Date of Award

Summer 8-2018

Author's School

Graduate School of Arts and Sciences

Author's Department

East Asian Languages and Culture: Chinese

Degree Name

Master of Arts (AM/MA)

Degree Type



This thesis focuses on the reception and re-created history of the woman writer Ye Xiaoluan. Emphasis is on the changing literary images and related cultural products created and circulated by members of the literati class from the late Ming Dynasty to the early modern period. I argue the process can mainly be divided into three stages: 1) the formation and iconization of her image among the cultural elite in the late Ming period; 2) the deconstruction and consumption of her images in Qing dynasty; and 3) the substitution and fade-out of her images in early modern period. In the course of the investigation, I am particularly concerned with the subject of the receptive and re-creative activities. Different from previous studies, I find that the subject cannot be simply defined as a collection of single individuals (especially the male individuals who seek to project their desires on women), but more and more presents a trend of collectivism and generalizing. In the concluding part I attempt to explain this phenomenon. I suggest that Ye Xiaoluan in her cultural construction showed a “non-sexual” trait that could not be accommodated in the cultural order of the time, and that the subsequent acts of collective reception and re-creation may have stemmed from the desire to define her in a way that was less transgressive.

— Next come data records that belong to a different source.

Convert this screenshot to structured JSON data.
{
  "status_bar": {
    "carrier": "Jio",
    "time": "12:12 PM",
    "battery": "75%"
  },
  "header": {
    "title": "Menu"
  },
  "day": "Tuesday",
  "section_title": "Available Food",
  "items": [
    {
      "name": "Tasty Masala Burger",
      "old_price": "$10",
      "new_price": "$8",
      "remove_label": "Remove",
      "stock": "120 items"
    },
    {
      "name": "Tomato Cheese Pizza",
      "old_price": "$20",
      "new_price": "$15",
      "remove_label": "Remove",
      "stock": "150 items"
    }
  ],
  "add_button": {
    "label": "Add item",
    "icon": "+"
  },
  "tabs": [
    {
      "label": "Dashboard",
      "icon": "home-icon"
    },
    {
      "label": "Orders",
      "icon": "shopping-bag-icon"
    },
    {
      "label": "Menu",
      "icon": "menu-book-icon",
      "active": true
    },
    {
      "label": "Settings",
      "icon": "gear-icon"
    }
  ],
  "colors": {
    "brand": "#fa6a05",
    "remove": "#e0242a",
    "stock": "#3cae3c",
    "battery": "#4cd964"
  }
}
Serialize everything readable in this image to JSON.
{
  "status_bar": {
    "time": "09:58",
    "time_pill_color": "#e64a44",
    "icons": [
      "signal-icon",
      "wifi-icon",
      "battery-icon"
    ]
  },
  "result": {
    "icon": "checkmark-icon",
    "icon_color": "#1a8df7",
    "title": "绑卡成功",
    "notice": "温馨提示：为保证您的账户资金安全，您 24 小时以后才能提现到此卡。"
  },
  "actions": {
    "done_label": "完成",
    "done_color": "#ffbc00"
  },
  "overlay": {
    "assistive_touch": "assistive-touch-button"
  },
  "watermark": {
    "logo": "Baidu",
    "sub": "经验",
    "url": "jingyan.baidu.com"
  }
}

English (en)

Chair and Committee

Beata Grant

Committee Members

Robert E. Hegel Jamie Newhard